Looking for a more family-oriented evening? The NAC is offering free early evening events, culminating at 8:45 p.m. in the unveiling of its new glass tower over its Elgin Street entrance, with huge LED screens displaying constantly-changing images of artists and productions at the NAC and across Canada. The free activities starting at 5 p.m. will include performances by the local large jazz ensemble Stevens & Kennedy, and lots of hot chocolate.
The musicians in F8-BIT loved playing classic 8-bit video games, and the games' music was a very important part of the experience. OttawaJazzScene.ca's Inside the scene attended their first jazz performance, which was inspired by the games' music. Discover what it sounded like and learn about the unusual venue that was a perfect win for their music.
Updated February 1, 2018
Trumpeter Chris Botti will perform with the NAC Orchestra at next summer's Ottawa Jazz Festival, while pianist Fred Hersch, a Latin big band led by Hilario Durán, vocalist Barbra Lica, and saxophonist Chet Doxas will headline the 2018 Ottawa Winter Jazz Festival.
At the festival's annual general meeting Thursday, executive producer Catherine O'Grady revealed the first few artists booked for the summer festival and announced the winter festival line-up.
The summer 2018 Ottawa Jazz Festival will run from June 21 to July 1. O'Grady said the performers will include trumpeter Chris Botti with the NAC Orchestra (June 21), bluegrass-country vocalist Alison Krauss, and improvising banjo player Béla Fleck with the original Flecktones (June 28). (The Montreal Jazz Festival also announced on the same day that Fleck would perform at that festival.)

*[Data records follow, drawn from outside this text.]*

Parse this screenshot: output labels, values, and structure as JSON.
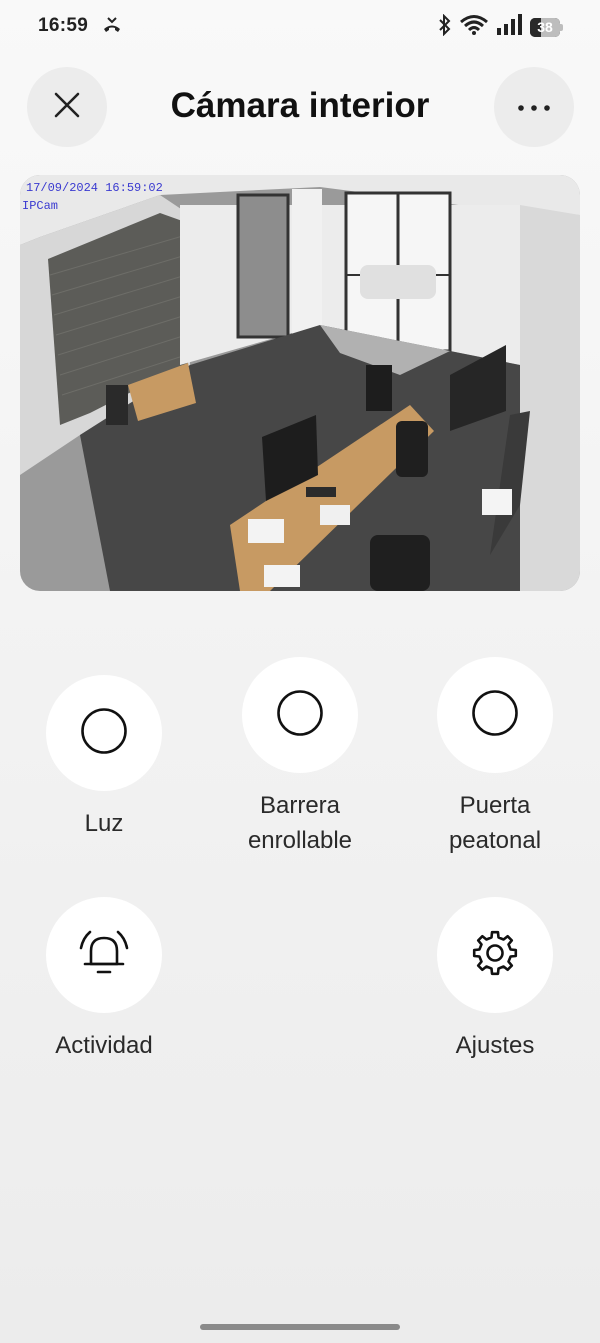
{
  "status_bar": {
    "time": "16:59",
    "battery_level": 38,
    "battery_label": "38",
    "icons": [
      "missed-call-icon",
      "bluetooth-icon",
      "wifi-icon",
      "signal-icon",
      "battery-icon"
    ]
  },
  "header": {
    "title": "Cámara interior",
    "close_icon": "close-icon",
    "more_icon": "more-options-icon"
  },
  "camera": {
    "feed": "camera-feed-image",
    "overlay_timestamp": "17/09/2024 16:59:02",
    "overlay_camera": "IPCam"
  },
  "controls": [
    {
      "label": "Luz",
      "icon": "circle-icon"
    },
    {
      "label": "Barrera enrollable",
      "icon": "circle-icon"
    },
    {
      "label": "Puerta peatonal",
      "icon": "circle-icon"
    },
    {
      "label": "Actividad",
      "icon": "bell-icon"
    },
    {
      "label": "Ajustes",
      "icon": "gear-icon"
    }
  ],
  "colors": {
    "background": "#f3f3f3",
    "button_bg": "#ececec",
    "control_bg": "#ffffff",
    "text": "#1c1c1c"
  }
}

On December 7, the Ottawa jazz festival added a further award-winning artist: jazz vocalist Dee Dee Bridgewater (June 24), with her new album honouring her home town of Memphis, Alabama.
The 2018 Ottawa Winter Jazz Festival will run from February 8 to 10. It will again be located indoors at La Nouvelle Scène in Lowertown, as it was in 2017 – not at the National Arts Centre, where it had been primarily located from 2012 to 2016.
|More Ottawa Jazz Festival news: Location worries in 2018, after a "scary" 2017|
The festival has announced eleven concerts over three days for the winter festival – one day and one concert shorter than in 2017, but keeping the same general format. In late December, it finished the line-up by announcing the winner of its special project grant, with which a local jazz musician would present a concert which also includes multimedia, spoken word, dance, or visual art, and in January it added another late-evening concert to Thursday.
With a major excavation planned under its usual home in Confederation Park, next summer's Ottawa Jazz Festival is still in flux.
At the festival's annual general meeting on November 30, executive producer Catherine O'Grady said that she was currently in negotiations with the National Capital Commission (NCC) and the City of Ottawa about the festival's 2018 location. She said she expected to have an answer by Christmas.
Major's Hill Park is not available at the end of June, she said; it's booked for an indigenous music, theatre, and dance festival. Nor is Lansdowne Park: the Escapade Festival will be there at that time. And “we don't fit in any of the other parks. ... So we have very few options.”
In his written report to the AGM, festival president John Freamo said that the festival “will have to adapt [in 2018] as part of Confederation Park will be unavailable due to a large infrastructure project.” But when asked at the meeting what parts of Confederation Park would be available, he said they could not talk about that yet, because the NCC was still working on the details of the project.